On 4 August 2014, it will be three years since the United Nations Environment Programme (UNEP) issued its damning report on the state of the Ogoni environment. The report uncovered that the Ogoni environment has been so damaged that rather than support lives and livelihoods, it was killing the Ogoni people. The UNEP report confirmed the alarming fact that all the water bodies in Ogoni are polluted with hydrocarbons and a variety of deadly elements including carcinogens. The pollution is so deep that it would require 25 years of work to decontaminate the waters so that people can safely drink and use the resources found in them. The report also revealed that the land in Ogoni is polluted to a depth of five metres in several places and would require five years to clean up before the waters can be cleaned.
Ken Saro-Wiwa declared that what was happening in Ogoni was an ecological war. That may have appeared as a very strong way to describe the situation, but you and I agree that he has been vindicated. That war is not over. It will not be over until our children can safely swim again in our rivers and creeks. It will not be over until our people can fish, collect crabs, periwinkles and other seafood and eat them with assurance of nourishment and not death by instalment. The ecological war will not be over until our farmers can plant and harvest yams and cassavas that are safe to eat and are not covered in hydrocarbon pollutants.

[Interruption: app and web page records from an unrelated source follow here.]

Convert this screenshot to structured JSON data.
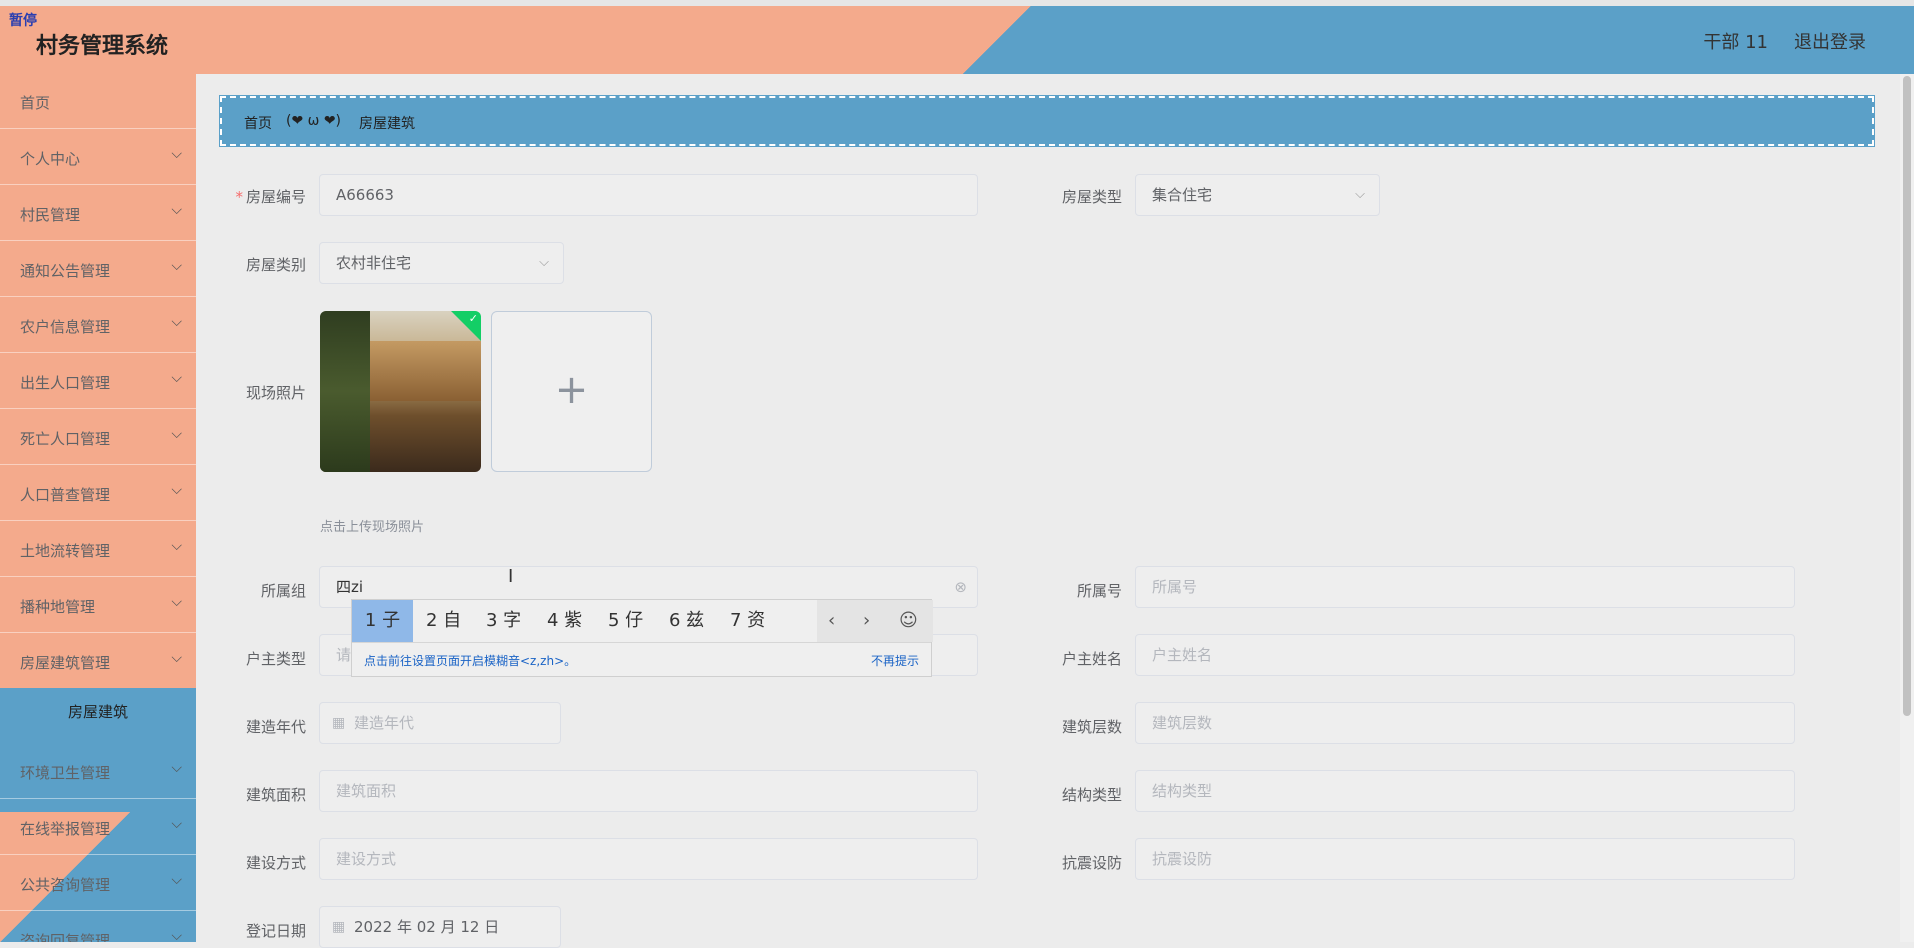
{
  "header": {
    "pause_badge": "暂停",
    "app_title": "村务管理系统",
    "user": "干部 11",
    "logout": "退出登录"
  },
  "sidebar": {
    "items": [
      {
        "label": "首页"
      },
      {
        "label": "个人中心"
      },
      {
        "label": "村民管理"
      },
      {
        "label": "通知公告管理"
      },
      {
        "label": "农户信息管理"
      },
      {
        "label": "出生人口管理"
      },
      {
        "label": "死亡人口管理"
      },
      {
        "label": "人口普查管理"
      },
      {
        "label": "土地流转管理"
      },
      {
        "label": "播种地管理"
      },
      {
        "label": "房屋建筑管理"
      },
      {
        "label": "环境卫生管理"
      },
      {
        "label": "在线举报管理"
      },
      {
        "label": "公共咨询管理"
      },
      {
        "label": "咨询回复管理"
      }
    ],
    "active_sub": "房屋建筑",
    "chevron": "chevron-down-icon"
  },
  "breadcrumb": {
    "home": "首页",
    "separator": "(❤ ω ❤)",
    "current": "房屋建筑"
  },
  "form": {
    "house_no": {
      "label": "房屋编号",
      "value": "A66663",
      "required": true
    },
    "house_type": {
      "label": "房屋类型",
      "value": "集合住宅"
    },
    "house_category": {
      "label": "房屋类别",
      "value": "农村非住宅"
    },
    "photo": {
      "label": "现场照片",
      "hint": "点击上传现场照片",
      "add": "+"
    },
    "group": {
      "label": "所属组",
      "value": "四zi"
    },
    "house_num": {
      "label": "所属号",
      "placeholder": "所属号"
    },
    "owner_type": {
      "label": "户主类型",
      "placeholder": "请"
    },
    "owner_name": {
      "label": "户主姓名",
      "placeholder": "户主姓名"
    },
    "build_year": {
      "label": "建造年代",
      "placeholder": "建造年代"
    },
    "floors": {
      "label": "建筑层数",
      "placeholder": "建筑层数"
    },
    "area": {
      "label": "建筑面积",
      "placeholder": "建筑面积"
    },
    "structure": {
      "label": "结构类型",
      "placeholder": "结构类型"
    },
    "build_method": {
      "label": "建设方式",
      "placeholder": "建设方式"
    },
    "seismic": {
      "label": "抗震设防",
      "placeholder": "抗震设防"
    },
    "reg_date": {
      "label": "登记日期",
      "value": "2022 年 02 月 12 日"
    }
  },
  "ime": {
    "candidates": [
      "1 子",
      "2 自",
      "3 字",
      "4 紫",
      "5 仔",
      "6 兹",
      "7 资"
    ],
    "prev": "‹",
    "next": "›",
    "emoji": "☺",
    "tip": "点击前往设置页面开启模糊音<z,zh>。",
    "dismiss": "不再提示"
  }
}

The ecological war in still on! It must stop!
The ecological war remains on as the days go by and the UNEP report remains unimplemented in a real sense. Erecting signposts reminding us that our communities are polluted does not say where our people should relocate to or whether the contaminants are being cleared. Surely three years is enough for any serious work to have commenced on the detoxification of Ogoni environment.
The UNEP report was an alarm bell signifying that the petroleum sector’s footprint in the Niger Delta is deadly and cannot be ignored. The harm done cannot be wished away. It must be confronted and dealt with. The ecological war in still on! It can be stopped!

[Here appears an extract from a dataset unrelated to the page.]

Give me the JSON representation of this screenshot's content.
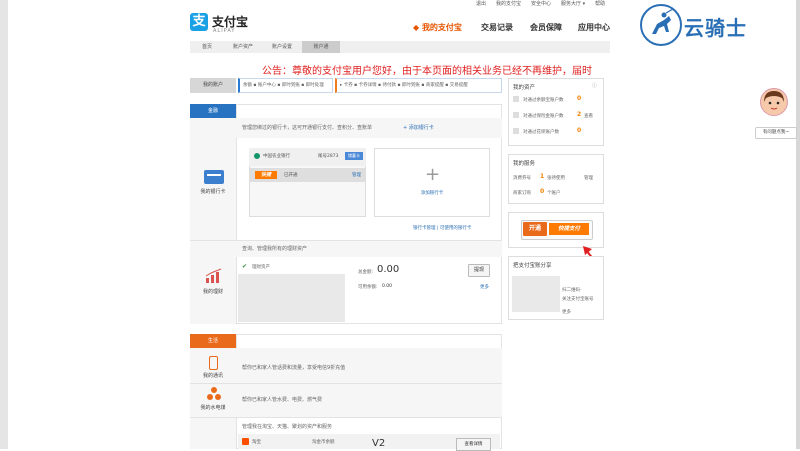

The same can be said of the polluting extractive activities in other parts of Nigeria and indeed Africa. The tin mines of Plateau State were abandoned without decommissioning. The environment remains toxic and over 1,100 sinkholes there continue to pose grave danger to man and beasts. The environment of the coalmines of Enugu and Kogi States begs for restoration. The same is the situation with the gold mines of Obuasi, Ghana, the coal mines of Witbank in South Africa and the diamond mines of Kono in Sierra Leone, to mention a few.
Many of the conflicts in Africa do not happen because we are bloodthirsty tribal peoples that are always at conflict with ourselves. No. Many are proxy wars fought on the behalf of agents of resource expropriation and transnational resource thieves. Outright wars and terror across the continent are fought so that arms merchants can ply their bloody trade while our peoples wave weapons produced by merchants of death who laugh all the way to the bank while we abduct young girls, kill children in their sleep, burn down villages and soak in the blood of our children, mothers and fathers.